The horrific story of a Rutland, Vermont foster family’s bout with bed bugs and subsequent failed treatment, followed by the alleged application of the banned pesticide chlorpyrifos by a second pest control company, suggests some changes need to be made to how bed bugs are treated — and that education about how to deal with bed bugs needs to be more widespread.
Vermont Public Radio (VPR) reported today on the story of Neil and Patricia Whitney, who have been foster parents for 21 years (and were deemed Rutland’s Foster Parents of the Year in 2008). Two years ago, the family took in a foster child who had bed bugs, on the condition that the Vermont Dept. of Children and Families would pick up the bill for treatment, if it ended up being necessary later. It’s not clear whether DCF also offered any educational materials on how to prevent the spread of bed bugs (such as using a Packtite or the dryer to treat clothing and items worn or brought into the home).
Had the foster child’s clothing and belongings simply been treated before her arrival, the problem would likely have been prevented. Instead, a month later, the Whitneys discovered they had bed bugs.
Vermont Public Radio reports that DCF then asked the family to self-treat for bed bugs:
At first, the Whitney’s said they were given cans of bug spray and told to take care of the problem themselves. When that didn’t work, the state hired a company called Nature’s Way.
Patricia and Neil said despite multiple treatments, their bedbug problem worsened. “I told them several times that I didn’t think it was working,” said Patricia. “I told social workers, I told the resource coordinator, I told the district coordinator.”
Starting with self-treatment was not a good idea.
And then when a professional pest control team was brought in, the state hired Nature’s Way, a company whose website suggests they use Cryonite (freezing CO2) and Actisol Fog Machines in treating bed bugs, though we do not know if these were the methods in use in this case.
When the bed bugs persisted, things went from bad to worse. VPR reports that in April 2013, the state hired Cary Buck of AAA Accredited Pest Control which DFC claimed was the Dept. of Health’s go-to company.
After treatment by Buck, the Whitneys were concerned by the state of their home, claiming chemical was “dripping off the kitchen counter and I could see where it was pooling on the floor” (the kitchen counter!), and then
Patricia said she contacted the state Agency of Agriculture to test their home and last spring, field agents found high concentrations of a banned and potentially harmful pesticide called chlorpyrifos. That prompted countywide testing and various amounts of the chemical have been found in dozens of other residences treated by Buck.
The environmental Protection Agency was called in to assist with cleanup, but the Whitney’s home remains uninhabitable.
Here’s the EPA factsheet on organophosphate chlorpyrifos, banned in the US for indoor use since 2001.
At this point, the Whitney’s home is still infested with bed bugs, the state is putting the couple, their son and foster daughter up in a rental apartment across the street, they have access to none of their possessions. The couple filed a lawsuit against Vermont Secretary of Human Services Doug Racine and some lower ranking officials from DCF, which has been dismissed by the judge, who says state employees working in their official capacity can’t be sued.

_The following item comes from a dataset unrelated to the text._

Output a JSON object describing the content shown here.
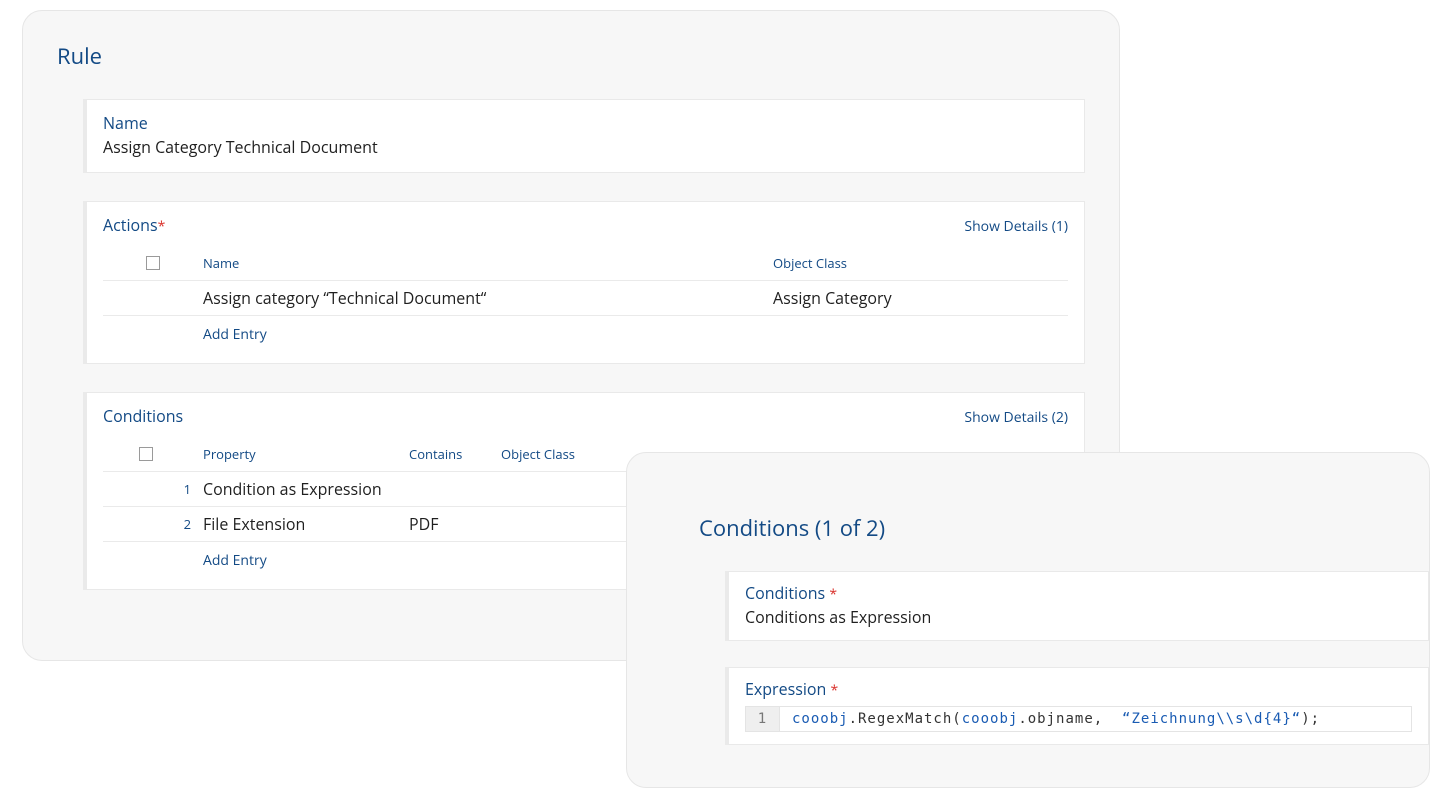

Two years on from the start of their bed bug problems, I hope the Whitneys will soon get help with the hazmat cleanup and the proper elimination of bed bugs. Good foster parents are doing a much-needed and service for the community and should be encouraged and treated well.
Foster parents and employees of the agencies which work with them, should also be trained in how to prevent and deal with bed bug problems. Self-treatment by people not licensed to apply pesticides and experienced with treating bed bugs successfully should not be encouraged. Bed bugs can be eliminated fully, but some treatment methods can make this harder.
Click here to listen to an MP3 of the Whitneys’ story from Vermont Public Radio.